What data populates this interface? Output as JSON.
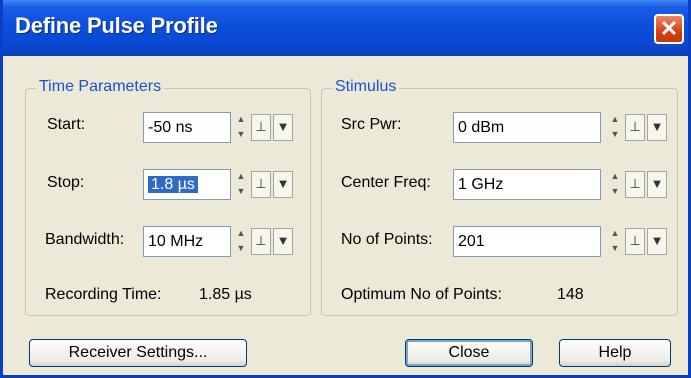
{
  "window": {
    "title": "Define Pulse Profile",
    "close_glyph": "✕"
  },
  "time_params": {
    "title": "Time Parameters",
    "start": {
      "label": "Start:",
      "value": "-50 ns"
    },
    "stop": {
      "label": "Stop:",
      "value": "1.8 µs"
    },
    "bandwidth": {
      "label": "Bandwidth:",
      "value": "10 MHz"
    },
    "recording": {
      "label": "Recording Time:",
      "value": "1.85 µs"
    }
  },
  "stimulus": {
    "title": "Stimulus",
    "src_pwr": {
      "label": "Src Pwr:",
      "value": "0 dBm"
    },
    "center_freq": {
      "label": "Center Freq:",
      "value": "1 GHz"
    },
    "points": {
      "label": "No of Points:",
      "value": "201"
    },
    "optimum": {
      "label": "Optimum No of Points:",
      "value": "148"
    }
  },
  "icons": {
    "spin_up": "▲",
    "spin_down": "▼",
    "step": "⊥",
    "dropdown": "▼"
  },
  "buttons": {
    "receiver": "Receiver Settings...",
    "close": "Close",
    "help": "Help"
  }
}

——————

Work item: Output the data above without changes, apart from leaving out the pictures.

Task solution:
What data populates this interface? Output as JSON.
{
  "window": {
    "title": "Define Pulse Profile",
    "close_glyph": "✕"
  },
  "time_params": {
    "title": "Time Parameters",
    "start": {
      "label": "Start:",
      "value": "-50 ns"
    },
    "stop": {
      "label": "Stop:",
      "value": "1.8 µs"
    },
    "bandwidth": {
      "label": "Bandwidth:",
      "value": "10 MHz"
    },
    "recording": {
      "label": "Recording Time:",
      "value": "1.85 µs"
    }
  },
  "stimulus": {
    "title": "Stimulus",
    "src_pwr": {
      "label": "Src Pwr:",
      "value": "0 dBm"
    },
    "center_freq": {
      "label": "Center Freq:",
      "value": "1 GHz"
    },
    "points": {
      "label": "No of Points:",
      "value": "201"
    },
    "optimum": {
      "label": "Optimum No of Points:",
      "value": "148"
    }
  },
  "icons": {
    "spin_up": "▲",
    "spin_down": "▼",
    "step": "⊥",
    "dropdown": "▼"
  },
  "buttons": {
    "receiver": "Receiver Settings...",
    "close": "Close",
    "help": "Help"
  }
}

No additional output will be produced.